*** Supplied data Section Begins ***

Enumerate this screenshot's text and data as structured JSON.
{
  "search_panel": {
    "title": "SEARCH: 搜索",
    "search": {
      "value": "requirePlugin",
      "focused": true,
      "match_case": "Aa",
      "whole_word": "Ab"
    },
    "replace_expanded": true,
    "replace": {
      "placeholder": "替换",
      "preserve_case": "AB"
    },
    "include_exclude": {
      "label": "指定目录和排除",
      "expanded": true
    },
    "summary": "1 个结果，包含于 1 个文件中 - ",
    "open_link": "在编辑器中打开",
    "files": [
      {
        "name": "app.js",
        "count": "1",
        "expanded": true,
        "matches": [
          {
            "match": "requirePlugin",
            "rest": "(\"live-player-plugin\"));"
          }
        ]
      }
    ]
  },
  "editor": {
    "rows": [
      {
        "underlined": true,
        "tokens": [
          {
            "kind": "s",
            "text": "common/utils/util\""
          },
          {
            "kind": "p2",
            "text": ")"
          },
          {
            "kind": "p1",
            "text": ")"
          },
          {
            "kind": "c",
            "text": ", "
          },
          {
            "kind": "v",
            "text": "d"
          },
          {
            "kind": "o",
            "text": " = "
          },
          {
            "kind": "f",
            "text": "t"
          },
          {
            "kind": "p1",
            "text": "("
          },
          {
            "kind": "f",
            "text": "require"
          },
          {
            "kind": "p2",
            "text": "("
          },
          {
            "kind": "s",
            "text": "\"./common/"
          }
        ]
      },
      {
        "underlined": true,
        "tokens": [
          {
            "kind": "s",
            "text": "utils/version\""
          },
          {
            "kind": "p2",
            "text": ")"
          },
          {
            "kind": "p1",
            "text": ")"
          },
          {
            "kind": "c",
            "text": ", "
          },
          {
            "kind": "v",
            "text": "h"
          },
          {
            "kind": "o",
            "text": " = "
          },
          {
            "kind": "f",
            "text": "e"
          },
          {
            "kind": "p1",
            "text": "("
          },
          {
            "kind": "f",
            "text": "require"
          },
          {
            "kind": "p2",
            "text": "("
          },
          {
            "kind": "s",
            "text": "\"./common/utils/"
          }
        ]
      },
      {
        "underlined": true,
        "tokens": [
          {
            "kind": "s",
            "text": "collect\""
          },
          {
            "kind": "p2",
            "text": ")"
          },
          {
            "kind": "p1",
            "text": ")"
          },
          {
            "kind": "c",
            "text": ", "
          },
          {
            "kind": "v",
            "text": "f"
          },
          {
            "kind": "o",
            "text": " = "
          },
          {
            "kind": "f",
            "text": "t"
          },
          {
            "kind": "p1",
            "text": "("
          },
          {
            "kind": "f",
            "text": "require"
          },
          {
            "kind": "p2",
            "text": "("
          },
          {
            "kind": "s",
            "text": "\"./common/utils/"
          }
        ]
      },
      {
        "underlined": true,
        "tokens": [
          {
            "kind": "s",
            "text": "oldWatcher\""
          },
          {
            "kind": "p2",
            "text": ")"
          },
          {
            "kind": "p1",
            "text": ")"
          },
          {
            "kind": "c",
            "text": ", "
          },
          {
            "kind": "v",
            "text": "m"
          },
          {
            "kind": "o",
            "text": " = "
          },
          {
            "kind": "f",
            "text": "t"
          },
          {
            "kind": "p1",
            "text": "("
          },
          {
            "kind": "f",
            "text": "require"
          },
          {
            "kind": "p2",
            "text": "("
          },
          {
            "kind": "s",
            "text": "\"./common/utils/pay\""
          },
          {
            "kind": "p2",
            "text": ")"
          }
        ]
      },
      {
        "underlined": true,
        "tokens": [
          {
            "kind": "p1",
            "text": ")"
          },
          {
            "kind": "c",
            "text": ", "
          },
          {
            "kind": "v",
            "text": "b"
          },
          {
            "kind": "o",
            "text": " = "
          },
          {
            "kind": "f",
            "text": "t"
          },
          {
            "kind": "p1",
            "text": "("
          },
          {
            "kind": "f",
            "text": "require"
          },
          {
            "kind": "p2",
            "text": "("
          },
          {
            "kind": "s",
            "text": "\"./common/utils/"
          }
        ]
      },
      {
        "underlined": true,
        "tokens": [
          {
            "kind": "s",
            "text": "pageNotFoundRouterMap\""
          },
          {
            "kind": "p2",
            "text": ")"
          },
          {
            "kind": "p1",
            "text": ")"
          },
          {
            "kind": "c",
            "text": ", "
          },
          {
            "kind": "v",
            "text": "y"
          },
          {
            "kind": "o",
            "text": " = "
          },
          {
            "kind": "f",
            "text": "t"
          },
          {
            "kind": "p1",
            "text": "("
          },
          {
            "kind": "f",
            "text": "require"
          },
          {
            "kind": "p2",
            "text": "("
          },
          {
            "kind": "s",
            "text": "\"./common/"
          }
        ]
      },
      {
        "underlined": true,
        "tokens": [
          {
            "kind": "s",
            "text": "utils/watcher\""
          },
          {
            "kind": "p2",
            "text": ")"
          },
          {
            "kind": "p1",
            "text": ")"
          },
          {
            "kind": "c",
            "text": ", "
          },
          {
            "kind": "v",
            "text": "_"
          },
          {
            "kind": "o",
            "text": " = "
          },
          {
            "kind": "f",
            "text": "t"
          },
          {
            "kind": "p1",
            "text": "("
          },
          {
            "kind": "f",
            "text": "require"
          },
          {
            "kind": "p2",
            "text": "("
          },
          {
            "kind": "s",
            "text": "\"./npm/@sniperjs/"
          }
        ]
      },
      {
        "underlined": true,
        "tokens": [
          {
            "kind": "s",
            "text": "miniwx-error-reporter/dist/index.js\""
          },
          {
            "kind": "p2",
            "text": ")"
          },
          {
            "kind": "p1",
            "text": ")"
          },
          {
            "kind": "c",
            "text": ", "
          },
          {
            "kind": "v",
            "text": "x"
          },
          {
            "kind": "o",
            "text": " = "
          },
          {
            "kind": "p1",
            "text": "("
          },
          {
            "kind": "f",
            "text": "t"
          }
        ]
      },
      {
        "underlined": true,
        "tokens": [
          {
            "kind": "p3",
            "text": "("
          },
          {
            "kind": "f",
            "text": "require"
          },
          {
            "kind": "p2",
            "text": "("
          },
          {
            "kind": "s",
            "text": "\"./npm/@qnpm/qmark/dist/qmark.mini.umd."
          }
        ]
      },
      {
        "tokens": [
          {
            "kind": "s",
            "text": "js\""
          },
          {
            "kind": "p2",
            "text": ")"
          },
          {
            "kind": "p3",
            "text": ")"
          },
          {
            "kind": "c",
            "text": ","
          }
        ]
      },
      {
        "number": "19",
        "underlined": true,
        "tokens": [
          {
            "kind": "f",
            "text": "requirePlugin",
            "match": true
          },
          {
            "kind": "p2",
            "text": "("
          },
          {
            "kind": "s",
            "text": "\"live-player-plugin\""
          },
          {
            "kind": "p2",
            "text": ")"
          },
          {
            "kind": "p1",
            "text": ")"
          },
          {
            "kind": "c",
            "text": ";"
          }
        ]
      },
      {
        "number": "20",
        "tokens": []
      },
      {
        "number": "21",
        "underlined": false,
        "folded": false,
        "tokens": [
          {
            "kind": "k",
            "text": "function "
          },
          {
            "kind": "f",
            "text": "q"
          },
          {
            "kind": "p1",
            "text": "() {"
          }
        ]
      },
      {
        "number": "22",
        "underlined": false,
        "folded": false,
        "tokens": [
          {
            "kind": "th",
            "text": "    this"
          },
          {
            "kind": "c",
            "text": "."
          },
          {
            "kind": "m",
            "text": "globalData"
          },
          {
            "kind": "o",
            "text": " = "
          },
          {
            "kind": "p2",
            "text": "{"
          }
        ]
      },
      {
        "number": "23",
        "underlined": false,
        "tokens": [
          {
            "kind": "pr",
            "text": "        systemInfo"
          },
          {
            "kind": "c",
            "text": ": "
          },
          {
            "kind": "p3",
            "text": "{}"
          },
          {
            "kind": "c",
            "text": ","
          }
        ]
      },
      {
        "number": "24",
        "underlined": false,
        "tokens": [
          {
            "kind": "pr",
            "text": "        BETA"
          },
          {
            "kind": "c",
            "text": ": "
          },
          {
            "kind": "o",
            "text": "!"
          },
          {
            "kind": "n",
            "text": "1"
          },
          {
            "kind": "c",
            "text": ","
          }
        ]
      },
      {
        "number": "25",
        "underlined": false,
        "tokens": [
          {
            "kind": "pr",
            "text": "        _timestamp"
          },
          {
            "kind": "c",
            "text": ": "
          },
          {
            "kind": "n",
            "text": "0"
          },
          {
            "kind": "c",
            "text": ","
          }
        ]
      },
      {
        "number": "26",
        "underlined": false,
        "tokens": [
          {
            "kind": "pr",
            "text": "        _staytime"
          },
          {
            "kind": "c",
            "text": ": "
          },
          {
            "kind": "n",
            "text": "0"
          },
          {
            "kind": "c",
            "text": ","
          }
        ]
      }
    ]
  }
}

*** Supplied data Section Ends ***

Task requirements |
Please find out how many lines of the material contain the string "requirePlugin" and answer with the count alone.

Finished exercise |
3